---- Listed entries

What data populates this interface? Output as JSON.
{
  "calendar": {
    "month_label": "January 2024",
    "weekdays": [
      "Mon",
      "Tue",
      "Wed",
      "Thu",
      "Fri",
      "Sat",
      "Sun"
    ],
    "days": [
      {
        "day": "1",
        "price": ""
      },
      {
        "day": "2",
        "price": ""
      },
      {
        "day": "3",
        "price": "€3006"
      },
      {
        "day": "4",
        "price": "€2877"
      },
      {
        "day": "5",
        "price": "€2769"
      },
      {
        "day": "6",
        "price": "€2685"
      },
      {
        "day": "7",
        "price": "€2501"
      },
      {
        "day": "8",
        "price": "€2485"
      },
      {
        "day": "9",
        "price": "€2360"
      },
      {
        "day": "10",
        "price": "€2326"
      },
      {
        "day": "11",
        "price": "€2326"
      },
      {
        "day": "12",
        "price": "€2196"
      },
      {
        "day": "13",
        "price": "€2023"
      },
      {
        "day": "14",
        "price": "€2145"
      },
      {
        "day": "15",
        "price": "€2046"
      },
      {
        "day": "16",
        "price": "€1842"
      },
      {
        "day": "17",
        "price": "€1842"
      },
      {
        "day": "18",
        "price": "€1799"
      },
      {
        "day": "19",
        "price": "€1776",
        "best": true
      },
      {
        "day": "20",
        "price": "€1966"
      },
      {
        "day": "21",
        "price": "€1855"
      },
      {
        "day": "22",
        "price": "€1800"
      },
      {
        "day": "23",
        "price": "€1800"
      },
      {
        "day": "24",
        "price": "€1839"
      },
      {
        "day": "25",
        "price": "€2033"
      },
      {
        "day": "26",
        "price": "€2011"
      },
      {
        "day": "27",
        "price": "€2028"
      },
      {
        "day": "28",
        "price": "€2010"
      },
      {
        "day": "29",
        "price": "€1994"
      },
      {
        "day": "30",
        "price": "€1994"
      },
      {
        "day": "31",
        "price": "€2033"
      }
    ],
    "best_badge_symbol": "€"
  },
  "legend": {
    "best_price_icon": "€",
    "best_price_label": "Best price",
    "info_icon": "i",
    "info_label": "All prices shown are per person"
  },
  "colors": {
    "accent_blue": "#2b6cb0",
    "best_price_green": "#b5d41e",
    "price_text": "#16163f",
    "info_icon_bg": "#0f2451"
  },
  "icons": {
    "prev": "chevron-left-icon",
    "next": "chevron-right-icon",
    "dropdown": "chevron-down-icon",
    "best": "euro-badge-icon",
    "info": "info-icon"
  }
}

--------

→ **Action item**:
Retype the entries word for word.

→ **Answer section**:
What data populates this interface? Output as JSON.
{
  "calendar": {
    "month_label": "January 2024",
    "weekdays": [
      "Mon",
      "Tue",
      "Wed",
      "Thu",
      "Fri",
      "Sat",
      "Sun"
    ],
    "days": [
      {
        "day": "1",
        "price": ""
      },
      {
        "day": "2",
        "price": ""
      },
      {
        "day": "3",
        "price": "€3006"
      },
      {
        "day": "4",
        "price": "€2877"
      },
      {
        "day": "5",
        "price": "€2769"
      },
      {
        "day": "6",
        "price": "€2685"
      },
      {
        "day": "7",
        "price": "€2501"
      },
      {
        "day": "8",
        "price": "€2485"
      },
      {
        "day": "9",
        "price": "€2360"
      },
      {
        "day": "10",
        "price": "€2326"
      },
      {
        "day": "11",
        "price": "€2326"
      },
      {
        "day": "12",
        "price": "€2196"
      },
      {
        "day": "13",
        "price": "€2023"
      },
      {
        "day": "14",
        "price": "€2145"
      },
      {
        "day": "15",
        "price": "€2046"
      },
      {
        "day": "16",
        "price": "€1842"
      },
      {
        "day": "17",
        "price": "€1842"
      },
      {
        "day": "18",
        "price": "€1799"
      },
      {
        "day": "19",
        "price": "€1776",
        "best": true
      },
      {
        "day": "20",
        "price": "€1966"
      },
      {
        "day": "21",
        "price": "€1855"
      },
      {
        "day": "22",
        "price": "€1800"
      },
      {
        "day": "23",
        "price": "€1800"
      },
      {
        "day": "24",
        "price": "€1839"
      },
      {
        "day": "25",
        "price": "€2033"
      },
      {
        "day": "26",
        "price": "€2011"
      },
      {
        "day": "27",
        "price": "€2028"
      },
      {
        "day": "28",
        "price": "€2010"
      },
      {
        "day": "29",
        "price": "€1994"
      },
      {
        "day": "30",
        "price": "€1994"
      },
      {
        "day": "31",
        "price": "€2033"
      }
    ],
    "best_badge_symbol": "€"
  },
  "legend": {
    "best_price_icon": "€",
    "best_price_label": "Best price",
    "info_icon": "i",
    "info_label": "All prices shown are per person"
  },
  "colors": {
    "accent_blue": "#2b6cb0",
    "best_price_green": "#b5d41e",
    "price_text": "#16163f",
    "info_icon_bg": "#0f2451"
  },
  "icons": {
    "prev": "chevron-left-icon",
    "next": "chevron-right-icon",
    "dropdown": "chevron-down-icon",
    "best": "euro-badge-icon",
    "info": "info-icon"
  }
}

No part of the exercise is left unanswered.